I can see the flightlines, why can't I see any air photo centres?

A. Air photo centres are only visible when you are zoomed in below an eye altitude of 32 kilometres, or about 20 miles. (The eye alt value is displayed in the lower right corner of the Google Earth map frame.)

Why do the low-resolution versions of some air photos seem to be upside down while others are right site up?

A. Because that's the way the photo appears on the film roll when they are scanned. Typically, flightlines are flown East-to-West and then West-to-East (or vice versa) in what is called a serpentine pattern. This results in half the photos appearing to have North at the top, and half with North at the bottom. Sometimes the aircraft fly in different patterns and the terrain features in the photos will appear to be rotated with respect to matching features in the Google Earth imagery. If you wish to compare features in the low-resolution images with those in Google Earth, simply rotate the Google Earth map to match the orientation of the photo.

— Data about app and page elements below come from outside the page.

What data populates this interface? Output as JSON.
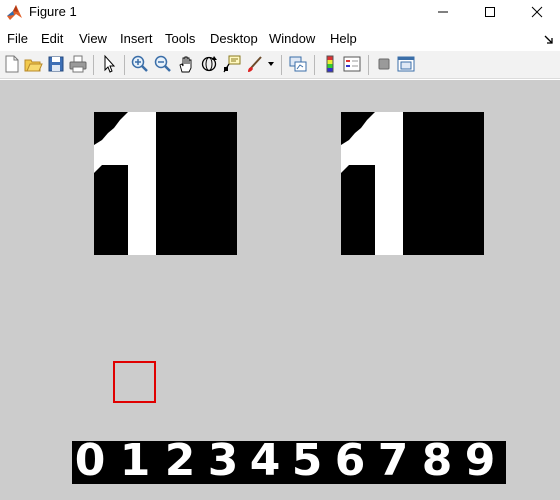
{
  "window": {
    "title": "Figure 1",
    "icon": "matlab-logo-icon",
    "controls": [
      "minimize-icon",
      "maximize-icon",
      "close-icon"
    ]
  },
  "menu": {
    "items": [
      "File",
      "Edit",
      "View",
      "Insert",
      "Tools",
      "Desktop",
      "Window",
      "Help"
    ]
  },
  "toolbar": {
    "buttons": [
      "new-figure-icon",
      "open-file-icon",
      "save-icon",
      "print-icon",
      "pointer-icon",
      "zoom-in-icon",
      "zoom-out-icon",
      "pan-icon",
      "rotate-3d-icon",
      "data-cursor-icon",
      "brush-icon",
      "link-plot-icon",
      "colorbar-icon",
      "legend-icon",
      "hide-plot-tools-icon",
      "show-plot-tools-icon"
    ]
  },
  "figure": {
    "panels": [
      {
        "name": "left-digit-image",
        "depicts": "1"
      },
      {
        "name": "right-digit-image",
        "depicts": "1"
      }
    ],
    "digit_strip": [
      "0",
      "1",
      "2",
      "3",
      "4",
      "5",
      "6",
      "7",
      "8",
      "9"
    ],
    "selected_digit_index": 1,
    "colors": {
      "background": "#cccccc",
      "image": "#000000",
      "glyph": "#ffffff",
      "selection": "#e00000"
    }
  }
}
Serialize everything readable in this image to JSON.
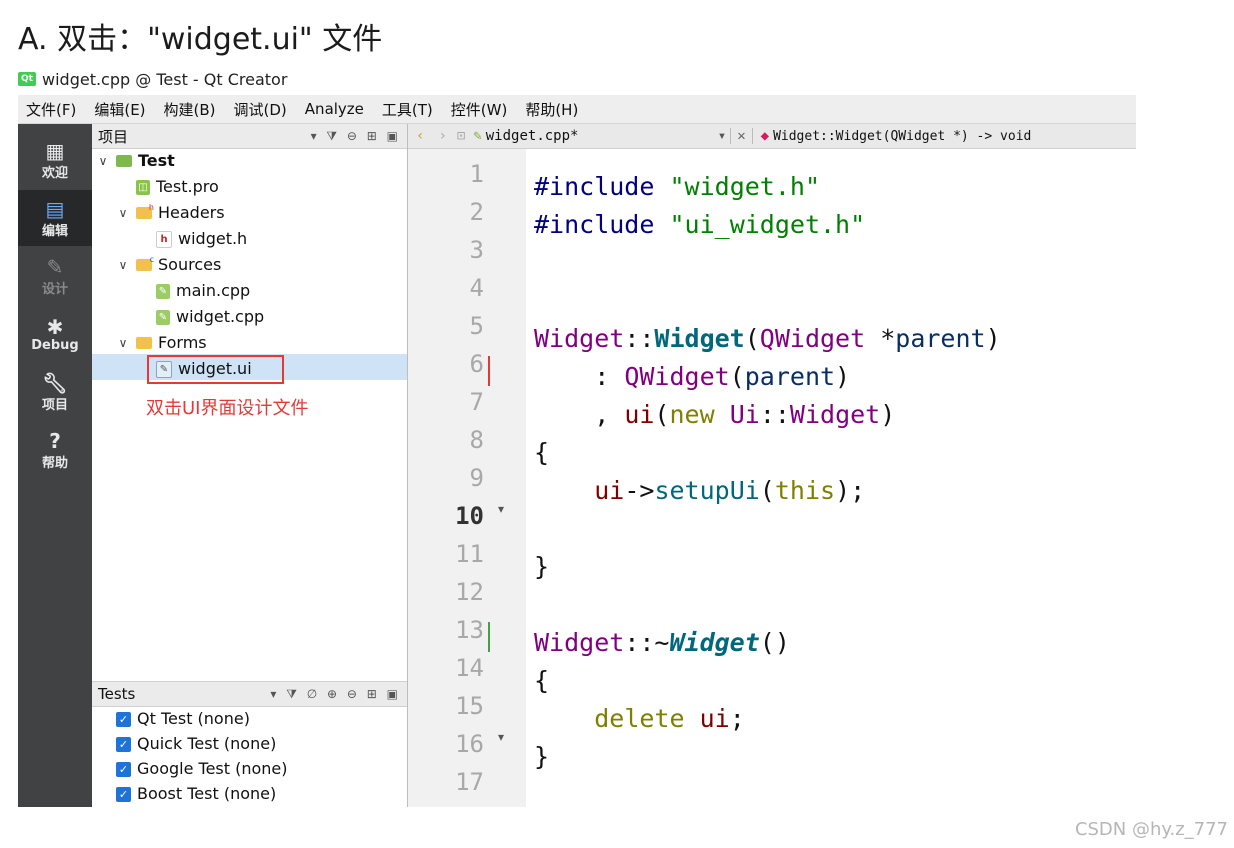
{
  "heading": "A. 双击：\"widget.ui\" 文件",
  "window_title": "widget.cpp @ Test - Qt Creator",
  "menu": [
    "文件(F)",
    "编辑(E)",
    "构建(B)",
    "调试(D)",
    "Analyze",
    "工具(T)",
    "控件(W)",
    "帮助(H)"
  ],
  "modes": [
    {
      "label": "欢迎",
      "icon": "grid-icon"
    },
    {
      "label": "编辑",
      "icon": "edit-doc-icon"
    },
    {
      "label": "设计",
      "icon": "pencil-icon"
    },
    {
      "label": "Debug",
      "icon": "bug-icon"
    },
    {
      "label": "项目",
      "icon": "wrench-icon"
    },
    {
      "label": "帮助",
      "icon": "help-icon"
    }
  ],
  "project_pane": {
    "title": "项目",
    "tree": [
      {
        "label": "Test",
        "depth": 0,
        "kind": "project",
        "expanded": true
      },
      {
        "label": "Test.pro",
        "depth": 1,
        "kind": "pro-file"
      },
      {
        "label": "Headers",
        "depth": 1,
        "kind": "folder",
        "expanded": true
      },
      {
        "label": "widget.h",
        "depth": 2,
        "kind": "header-file"
      },
      {
        "label": "Sources",
        "depth": 1,
        "kind": "folder",
        "expanded": true
      },
      {
        "label": "main.cpp",
        "depth": 2,
        "kind": "cpp-file"
      },
      {
        "label": "widget.cpp",
        "depth": 2,
        "kind": "cpp-file"
      },
      {
        "label": "Forms",
        "depth": 1,
        "kind": "folder",
        "expanded": true
      },
      {
        "label": "widget.ui",
        "depth": 2,
        "kind": "ui-file",
        "selected": true
      }
    ],
    "annotation": "双击UI界面设计文件"
  },
  "tests_pane": {
    "title": "Tests",
    "items": [
      "Qt Test (none)",
      "Quick Test (none)",
      "Google Test (none)",
      "Boost Test (none)"
    ]
  },
  "editor": {
    "file_tab": "widget.cpp*",
    "symbol": "Widget::Widget(QWidget *) -> void",
    "current_line": 10,
    "line_numbers": [
      "1",
      "2",
      "3",
      "4",
      "5",
      "6",
      "7",
      "8",
      "9",
      "10",
      "11",
      "12",
      "13",
      "14",
      "15",
      "16",
      "17"
    ]
  },
  "watermark": "CSDN @hy.z_777"
}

Why are there no low-resolution thumbnails for some air photos?

A. GeoBC has over 2.5 million air photos of British Columbia, dating back to 1936. To date only about 500,000 air photos have been scanned to digital format. Air photos that have not yet been scanned will not have a thumbnail image available.

Why is there a big red 'X' covering the map?

A. This viewer uses the Google Earth image overlay feature to display flightline and photo centres from data located on internet servers. The red 'X' means that Google Earth can't find the image overaly location. It is most likely caused by a temporary internet connectivity problem.

Can I download and view or print the low-resolution image without purchasing the full-resolution version?

A. Yes. The low-resolution air photo images are free for personal use, although they reamin the copyrighted property of the Province of British Columbia. For commercial use, or for inclusion in published material you will need to get permission.

Are there other other air photos available for British Columbia?

A. Yes. This viewer only shows fairly recent air photos. To order air photos from the 1960's, 70's, 80's and early 90's, visit the Base Map Online Store. Instructions for ordering historical air photos from before 1960 can be found at ftp://ftp.geobc.gov.bc.ca/sections/outgoing/dis/Aerial_Photography/